I went to book an annual physical recently but gave up, beyond frustrated.
My health provider’s online portal doesn’t give a “time slots available” calendar view and their phone number had a busy signal. I then went to my health insurance’s mobile app to find out what they cover (or don’t). They needed “specific CPT” codes to ascertain which blood work was necessary (and what I’d otherwise be billed for). Then they pointed out my doctor can’t draw my blood at the office; I had to go to one of my insurer’s in-network labs (which is nowhere near my doctor’s office).
Imagine if you could just drop by a high-tech health facility for a physical while out grocery shopping or picking up dry-cleaning? Picture a place with 3D body scanners, voice-recognition screens, and AI-powered genomic data that syncs with wearables and mobile devices, and tracks your progress on a daily basis. Clinicians on site? Check. In-house labs? Absolutely.
Well, it exists, and it’s called Forward.
Founded in January 2016 by former Google exec Adrian Aoun, Forward is still in its seed funding stage but has some serious backers, including Eric Schmidt and Marc Benioff. It now has two sites in California; a third location, in Newport Beach’s Fashion Island Mall, was announced today.

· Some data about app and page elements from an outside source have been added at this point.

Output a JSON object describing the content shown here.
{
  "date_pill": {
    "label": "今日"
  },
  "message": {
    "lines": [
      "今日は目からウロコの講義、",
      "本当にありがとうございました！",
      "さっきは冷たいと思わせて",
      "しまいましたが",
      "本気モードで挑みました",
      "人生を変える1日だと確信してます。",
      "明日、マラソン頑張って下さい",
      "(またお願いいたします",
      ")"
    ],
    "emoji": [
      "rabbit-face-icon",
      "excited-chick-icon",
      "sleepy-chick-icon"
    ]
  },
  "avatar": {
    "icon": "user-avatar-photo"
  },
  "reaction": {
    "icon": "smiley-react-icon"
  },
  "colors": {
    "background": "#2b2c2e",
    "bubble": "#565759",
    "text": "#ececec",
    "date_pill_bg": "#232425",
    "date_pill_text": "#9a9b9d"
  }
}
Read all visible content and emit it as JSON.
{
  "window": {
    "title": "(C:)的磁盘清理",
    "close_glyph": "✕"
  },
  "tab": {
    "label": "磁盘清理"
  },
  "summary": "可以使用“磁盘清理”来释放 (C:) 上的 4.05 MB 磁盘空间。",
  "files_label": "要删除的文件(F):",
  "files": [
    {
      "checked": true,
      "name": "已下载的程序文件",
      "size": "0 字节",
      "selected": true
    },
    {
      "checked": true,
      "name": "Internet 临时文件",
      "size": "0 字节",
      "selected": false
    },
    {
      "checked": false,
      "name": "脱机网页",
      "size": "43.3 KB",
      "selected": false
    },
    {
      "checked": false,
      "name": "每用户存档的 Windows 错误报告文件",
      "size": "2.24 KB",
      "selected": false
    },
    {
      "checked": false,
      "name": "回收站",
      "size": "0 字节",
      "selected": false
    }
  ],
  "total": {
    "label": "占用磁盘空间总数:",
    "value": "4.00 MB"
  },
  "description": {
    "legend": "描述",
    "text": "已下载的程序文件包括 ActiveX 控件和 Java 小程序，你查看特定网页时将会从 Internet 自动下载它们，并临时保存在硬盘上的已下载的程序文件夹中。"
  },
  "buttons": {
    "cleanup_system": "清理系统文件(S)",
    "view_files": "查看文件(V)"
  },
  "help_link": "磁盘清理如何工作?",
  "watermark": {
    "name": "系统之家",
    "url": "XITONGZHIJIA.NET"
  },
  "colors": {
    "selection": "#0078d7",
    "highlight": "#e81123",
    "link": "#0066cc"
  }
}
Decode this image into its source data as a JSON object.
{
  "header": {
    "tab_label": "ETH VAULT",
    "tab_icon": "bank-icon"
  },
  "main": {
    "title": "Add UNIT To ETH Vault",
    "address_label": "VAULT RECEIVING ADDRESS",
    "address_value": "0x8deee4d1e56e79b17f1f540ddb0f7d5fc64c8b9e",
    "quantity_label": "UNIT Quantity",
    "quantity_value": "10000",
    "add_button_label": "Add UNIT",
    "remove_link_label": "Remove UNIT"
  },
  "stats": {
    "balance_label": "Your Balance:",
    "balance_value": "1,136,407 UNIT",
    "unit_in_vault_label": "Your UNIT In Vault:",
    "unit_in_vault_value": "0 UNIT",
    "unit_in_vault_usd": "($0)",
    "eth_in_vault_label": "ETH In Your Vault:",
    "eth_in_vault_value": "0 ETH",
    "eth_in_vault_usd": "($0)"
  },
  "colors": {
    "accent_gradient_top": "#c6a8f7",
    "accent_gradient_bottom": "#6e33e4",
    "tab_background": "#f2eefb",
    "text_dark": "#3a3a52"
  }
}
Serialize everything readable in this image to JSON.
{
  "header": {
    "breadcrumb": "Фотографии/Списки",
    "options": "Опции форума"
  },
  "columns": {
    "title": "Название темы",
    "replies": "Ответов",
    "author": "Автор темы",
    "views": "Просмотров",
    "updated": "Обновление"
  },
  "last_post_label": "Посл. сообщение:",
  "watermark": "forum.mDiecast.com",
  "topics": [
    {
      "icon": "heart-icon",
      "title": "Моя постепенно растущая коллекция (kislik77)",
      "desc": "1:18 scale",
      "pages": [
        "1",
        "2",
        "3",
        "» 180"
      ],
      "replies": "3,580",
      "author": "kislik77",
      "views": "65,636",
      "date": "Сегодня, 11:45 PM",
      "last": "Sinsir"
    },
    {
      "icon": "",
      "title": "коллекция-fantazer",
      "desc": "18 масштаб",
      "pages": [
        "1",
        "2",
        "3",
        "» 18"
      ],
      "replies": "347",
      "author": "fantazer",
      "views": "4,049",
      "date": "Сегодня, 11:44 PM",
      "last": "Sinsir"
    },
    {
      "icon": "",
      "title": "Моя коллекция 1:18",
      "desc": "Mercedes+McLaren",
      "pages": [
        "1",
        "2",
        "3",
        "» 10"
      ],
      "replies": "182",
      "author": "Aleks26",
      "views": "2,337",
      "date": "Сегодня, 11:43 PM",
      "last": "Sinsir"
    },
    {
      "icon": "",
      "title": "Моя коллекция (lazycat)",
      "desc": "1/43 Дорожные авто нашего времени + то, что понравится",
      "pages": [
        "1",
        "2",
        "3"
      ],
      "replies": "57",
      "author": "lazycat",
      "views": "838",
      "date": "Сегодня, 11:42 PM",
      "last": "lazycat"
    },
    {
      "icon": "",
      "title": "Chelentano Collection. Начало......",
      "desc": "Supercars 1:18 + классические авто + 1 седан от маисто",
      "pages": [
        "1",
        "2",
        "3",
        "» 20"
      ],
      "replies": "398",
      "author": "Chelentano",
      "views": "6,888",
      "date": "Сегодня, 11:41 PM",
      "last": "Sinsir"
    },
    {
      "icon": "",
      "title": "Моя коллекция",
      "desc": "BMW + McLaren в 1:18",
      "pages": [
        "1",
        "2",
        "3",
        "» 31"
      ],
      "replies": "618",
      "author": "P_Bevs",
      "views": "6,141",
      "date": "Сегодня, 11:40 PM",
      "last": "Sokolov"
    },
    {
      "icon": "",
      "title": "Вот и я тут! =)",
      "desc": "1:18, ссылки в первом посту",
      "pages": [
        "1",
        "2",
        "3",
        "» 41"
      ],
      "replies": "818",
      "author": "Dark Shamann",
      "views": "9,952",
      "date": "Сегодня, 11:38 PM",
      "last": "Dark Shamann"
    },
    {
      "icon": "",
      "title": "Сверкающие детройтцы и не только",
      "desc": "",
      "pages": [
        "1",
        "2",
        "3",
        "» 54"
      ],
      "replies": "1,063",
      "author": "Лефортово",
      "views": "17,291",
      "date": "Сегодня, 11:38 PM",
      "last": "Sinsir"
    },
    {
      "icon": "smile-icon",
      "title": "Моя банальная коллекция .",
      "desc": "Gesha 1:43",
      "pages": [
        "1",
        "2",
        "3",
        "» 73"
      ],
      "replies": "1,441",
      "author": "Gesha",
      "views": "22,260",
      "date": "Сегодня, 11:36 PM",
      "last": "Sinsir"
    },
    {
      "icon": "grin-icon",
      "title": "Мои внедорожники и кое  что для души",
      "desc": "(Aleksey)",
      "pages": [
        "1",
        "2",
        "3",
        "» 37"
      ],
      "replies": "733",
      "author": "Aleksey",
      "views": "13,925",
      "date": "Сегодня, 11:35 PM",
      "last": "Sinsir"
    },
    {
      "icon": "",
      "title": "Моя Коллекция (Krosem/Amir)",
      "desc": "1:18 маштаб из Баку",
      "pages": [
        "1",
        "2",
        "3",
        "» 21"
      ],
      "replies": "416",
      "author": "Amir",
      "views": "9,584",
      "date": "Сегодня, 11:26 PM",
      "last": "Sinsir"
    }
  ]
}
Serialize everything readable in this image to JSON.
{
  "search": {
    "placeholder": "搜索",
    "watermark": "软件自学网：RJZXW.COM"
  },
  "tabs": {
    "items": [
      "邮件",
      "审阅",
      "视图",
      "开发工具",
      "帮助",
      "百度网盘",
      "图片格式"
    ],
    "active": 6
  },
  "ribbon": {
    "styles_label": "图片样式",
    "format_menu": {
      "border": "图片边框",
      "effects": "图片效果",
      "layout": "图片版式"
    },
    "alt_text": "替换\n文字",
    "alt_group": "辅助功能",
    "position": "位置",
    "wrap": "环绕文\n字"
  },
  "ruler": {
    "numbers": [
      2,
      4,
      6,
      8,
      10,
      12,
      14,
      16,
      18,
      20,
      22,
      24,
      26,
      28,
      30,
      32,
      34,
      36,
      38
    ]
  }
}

I dropped by the LA location at the newly reopened Westfield Century City Mall, where Adrian Williams, Membership Advisor and former professional baseball player, gave me the tour.
First stop: 3D body scan. I stood on the lit-up scanner’s base, looked ahead at the screen and cameras, while inserting my digits into a recessed sensor. Within seconds, my vital signs appeared.
“These will now be saved as your baseline health analysis, and shared with your clinical advisor, who is waiting in one of our exam rooms,” explained Williams.
I was then showed a range of wearables Forward provides for clients, including the Oura Ring sleep-management device, the Nokia Steel, and the Misfit Ray, as well as a MoleScope for moles and Kardia EKG for heart checks.
We continued the tour, as if this was a real appointment, and moved into the rooms beyond. The whole decor is reminiscent of a Scandinavian anteroom, all polished woods, flattering light, and flat screens shimmering with real-time data feeds.
As Williams talked me through what would happen next, I reclined happily in the zero-g chair. There’s no scratchy paper gowns or scary examination table, and doctors here don’t wear scrubs. It’s all very civilized, as you’d expect for a premium service; prices are $149 a month for unlimited use membership.
At this stage, my mobile app would be populated with all the information gathered so far, including a 12-minute, on-site full metabolic panel. Other data sources include genomic, prior test results, and medications. As this was a press visit, we checked out anonymized case study data on screen instead.
“Your doctor would talk you through your results,” said Williams, “And come up with an action plan to improve your health outcomes. The screen has voice recognition so the conversation is recorded, using natural language processing, so the doctor doesn’t have to type in notes and can focus on the patient.”
The sample data set was for someone who had 36 specific genes (biomarkers), which indicated high risk of both cancer and heart disease. Ouch.
“Once we have the baseline set, we move forward, using data science, and clinical care expertise, but also setting personal goals for the patient so they take responsibility for their health,” said Williams.
Ah, this is the problem with truly personalized medicine. Yes, we can have a vast amount of knowledge, especially with emerging advances in DNA sequencing, but are people ready to take action to offset what (they now know) is coming down the road? Will holistic health concierge platforms go the way of gym memberships? Do you have one? Fantastic. How often do you go? Thought so.
On a personal note, I can see the plus side of populating a robust digital health platform now. Because later on (aging is inevitable, even in LA) my concierge can communicate with doctors, particularly if something terrible happens, like a stroke. A more cheering thought is that my future elder-care style-assistive robot could help out around the house and act as a medical advocate on my behalf.
Would I sign up for Forward? Maybe. Would I go regularly or just use the app and connected wearables to get obsessive about my vital signs, biomarkers, and personal health stats? I’ll get back to you on that. It would certainly be more convenient than the current process for setting up an annual physical.